The rushed pace is also kind of a shame given how interesting it is to see the characters’ (especially the dragons’) ideologies interact with each other. Ki-ja’s need to have Jeno conform to his conception of the dragon brotherhood clashes with Jaeha’s freedom aesthetic and even with Hak’s exceedingly practical approach to the dragons—can they take a punch or not? This has always been a strength of Yona‘s and the way it plays out here, with Ki-ja in grateful tears by the end, is a fantastic validation of the multiplicity of worldviews, even within such a small group with a common goal. Despite Jaeha’s gentle rebuke that Ki-ja can’t push his own values on to others, the scene sympathizes Ki-ja’s overbearing, overeager attitude by showing just how much this means to him.
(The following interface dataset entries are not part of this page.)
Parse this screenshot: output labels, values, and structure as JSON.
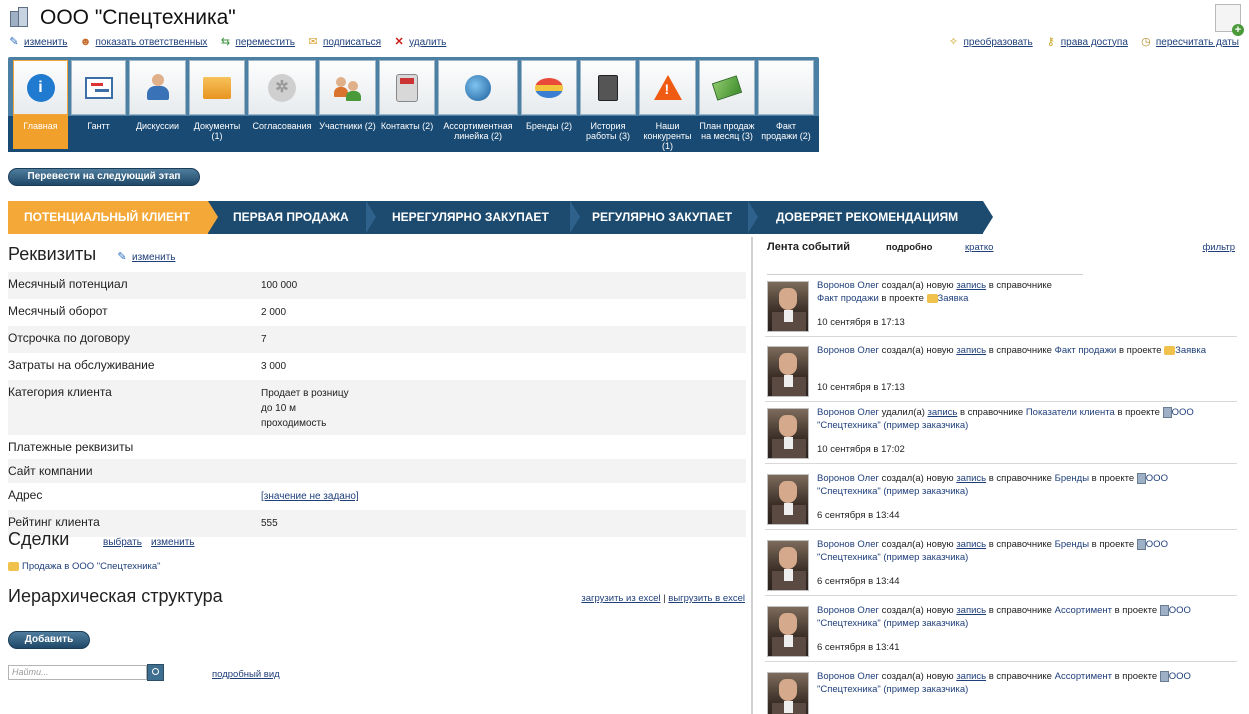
{
  "page_title": "ООО \"Спецтехника\"",
  "actions_left": [
    {
      "label": "изменить",
      "icon": "pencil-icon"
    },
    {
      "label": "показать ответственных",
      "icon": "person-icon"
    },
    {
      "label": "переместить",
      "icon": "move-icon"
    },
    {
      "label": "подписаться",
      "icon": "envelope-icon"
    },
    {
      "label": "удалить",
      "icon": "delete-icon"
    }
  ],
  "actions_right": [
    {
      "label": "преобразовать",
      "icon": "wand-icon"
    },
    {
      "label": "права доступа",
      "icon": "key-icon"
    },
    {
      "label": "пересчитать даты",
      "icon": "stopwatch-icon"
    }
  ],
  "toolbar": [
    {
      "label": "Главная",
      "icon": "info-icon"
    },
    {
      "label": "Гантт",
      "icon": "gantt-icon"
    },
    {
      "label": "Дискуссии",
      "icon": "user-icon"
    },
    {
      "label": "Документы (1)",
      "icon": "folder-icon"
    },
    {
      "label": "Согласования",
      "icon": "gear-icon"
    },
    {
      "label": "Участники (2)",
      "icon": "group-icon"
    },
    {
      "label": "Контакты (2)",
      "icon": "phone-icon"
    },
    {
      "label": "Ассортиментная линейка (2)",
      "icon": "globe-icon"
    },
    {
      "label": "Бренды (2)",
      "icon": "stack-icon"
    },
    {
      "label": "История работы (3)",
      "icon": "calculator-icon"
    },
    {
      "label": "Наши конкуренты (1)",
      "icon": "warning-icon"
    },
    {
      "label": "План продаж на месяц (3)",
      "icon": "money-icon"
    },
    {
      "label": "Факт продажи (2)",
      "icon": "blank-icon"
    }
  ],
  "next_stage_button": "Перевести на следующий этап",
  "stages": [
    "ПОТЕНЦИАЛЬНЫЙ КЛИЕНТ",
    "ПЕРВАЯ ПРОДАЖА",
    "НЕРЕГУЛЯРНО ЗАКУПАЕТ",
    "РЕГУЛЯРНО ЗАКУПАЕТ",
    "ДОВЕРЯЕТ РЕКОМЕНДАЦИЯМ"
  ],
  "requisites": {
    "title": "Реквизиты",
    "edit": "изменить",
    "rows": [
      {
        "key": "Месячный потенциал",
        "value": "100 000"
      },
      {
        "key": "Месячный оборот",
        "value": "2 000"
      },
      {
        "key": "Отсрочка по договору",
        "value": "7"
      },
      {
        "key": "Затраты на обслуживание",
        "value": "3 000"
      },
      {
        "key": "Категория клиента",
        "value": "Продает в розницу\nдо 10 м\nпроходимость"
      },
      {
        "key": "Платежные реквизиты",
        "value": ""
      },
      {
        "key": "Сайт компании",
        "value": ""
      },
      {
        "key": "Адрес",
        "value": "[значение не задано]"
      },
      {
        "key": "Рейтинг клиента",
        "value": "555"
      }
    ]
  },
  "deals": {
    "title": "Сделки",
    "select": "выбрать",
    "edit": "изменить",
    "item": "Продажа в ООО \"Спецтехника\""
  },
  "hierarchy": {
    "title": "Иерархическая структура",
    "load": "загрузить из excel",
    "sep": "|",
    "export": "выгрузить в excel",
    "add": "Добавить",
    "search_placeholder": "Найти...",
    "detailed": "подробный вид"
  },
  "feed": {
    "title": "Лента событий",
    "detailed": "подробно",
    "brief": "кратко",
    "filter": "фильтр",
    "entries": [
      {
        "user": "Воронов Олег",
        "action": "создал(а) новую",
        "rec": "запись",
        "mid": "в справочнике",
        "ref": "Факт продажи",
        "in": "в проекте",
        "proj": "Заявка",
        "proj2": "",
        "date": "10 сентября в 17:13"
      },
      {
        "user": "Воронов Олег",
        "action": "создал(а) новую",
        "rec": "запись",
        "mid": "в справочнике",
        "ref": "Факт продажи",
        "in": "в проекте",
        "proj": "Заявка",
        "proj2": "",
        "date": "10 сентября в 17:13"
      },
      {
        "user": "Воронов Олег",
        "action": "удалил(а)",
        "rec": "запись",
        "mid": "в справочнике",
        "ref": "Показатели клиента",
        "in": "в проекте",
        "proj": "ООО",
        "proj2": "\"Спецтехника\" (пример заказчика)",
        "date": "10 сентября в 17:02"
      },
      {
        "user": "Воронов Олег",
        "action": "создал(а) новую",
        "rec": "запись",
        "mid": "в справочнике",
        "ref": "Бренды",
        "in": "в проекте",
        "proj": "ООО",
        "proj2": "\"Спецтехника\" (пример заказчика)",
        "date": "6 сентября в 13:44"
      },
      {
        "user": "Воронов Олег",
        "action": "создал(а) новую",
        "rec": "запись",
        "mid": "в справочнике",
        "ref": "Бренды",
        "in": "в проекте",
        "proj": "ООО",
        "proj2": "\"Спецтехника\" (пример заказчика)",
        "date": "6 сентября в 13:44"
      },
      {
        "user": "Воронов Олег",
        "action": "создал(а) новую",
        "rec": "запись",
        "mid": "в справочнике",
        "ref": "Ассортимент",
        "in": "в проекте",
        "proj": "ООО",
        "proj2": "\"Спецтехника\" (пример заказчика)",
        "date": "6 сентября в 13:41"
      },
      {
        "user": "Воронов Олег",
        "action": "создал(а) новую",
        "rec": "запись",
        "mid": "в справочнике",
        "ref": "Ассортимент",
        "in": "в проекте",
        "proj": "ООО",
        "proj2": "\"Спецтехника\" (пример заказчика)",
        "date": ""
      }
    ]
  }
}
Which is beautiful and wonderful because it was all set up long ago as episode 10 showed exactly how Ki-ja came to be the way he is.
Anyways, that was a bit of a digression, so let’s come back to Jeno and what we did get to see of him. After Yona sees a peculiarly content look on Jeno’s face as Ki-ja cries, we get the beautiful night scene of their real introduction to each other. Whether because of her status as Hiryuu’s reincarnation or the understanding nature she’s developed for 24 episodes, Yona seems to understand Jeno at a level the others in the party do not. This was the one scene that really seemed to breathe this episode, generally unhampered by comedic stylings. And perhaps for no other scene was this more important, as the core of Jeno’s character seems to be made up of an ease of living compromised by a deep loneliness and lack of purpose (making him the polar opposite of Ki-ja).
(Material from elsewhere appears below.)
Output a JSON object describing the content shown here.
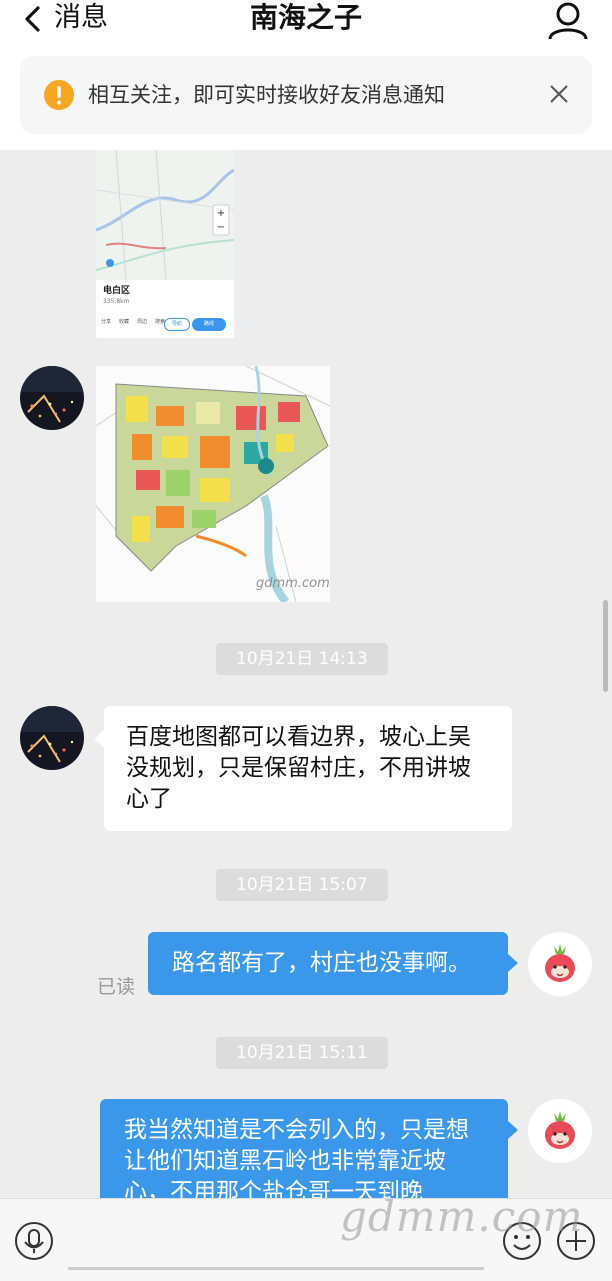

Thus, it didn’t surprise me that Jeno was the one to pose the all-important question to Yona: what next? If he freely chose to follow Yona, it wasn’t because he simply had nothing else to do, but because he expected some sort of purpose. The immediate goal of this season has been met—acquiring the four dragons—but achieving that leaves a vacuum. These aren’t just toys Yona has collected, but legendary powers. Fortunately, Akatsuki no Yona has set up the pieces for the next step in the story steadily throughout, so that Yona’s eventual decision is one that extends naturally from everything she’s gone through to this point.
And in Yona’s moment of decision, we again see her chosen purpose paralleled with Su-won’s, which of course begs the question: what is the difference between them? At this point, it seems that Su-won’s determination is rooted in the kingdom as a single entity, while Yona sees it as a collection of individuals. Thus, her choice to seek out those troubled in the kingdom is a reflection (again) of the desire to understand others she’s cultivated from the very beginning. Is this humanism versus nationalism? It’s too early to tell, but these are still just seeds that are being sown.
The final check-in with Su-won simply reinforces the fact that Yona and Su-won have chosen different paths towards the same goal. Mun-deok’s compliment to Su-won over his work in the Earth Tribe (accomplishments, we know, he split with Yona) and Su-won’s repeated challenge to the heavens and, most importantly, his statement that he hasn’t accomplished anything yet define him not as an antagonist, but as a man following his own path. Where his path leads him and Yona’s leads her remains to be seen—and I want to be there to see it, whether animated or in the manga.
(Also, yes the final scene with Hak is pretty much self-explanatory. Do you really need me to tell you that he’s hopelessly in love with her?)
That’s the end of my posts on Akatsuki no Yona. I hope you all enjoyed reading them; I sure as heck enjoyed sharing them with you and getting to meet a lot of new people in my comments section. Here’s to hoping in vain for another season!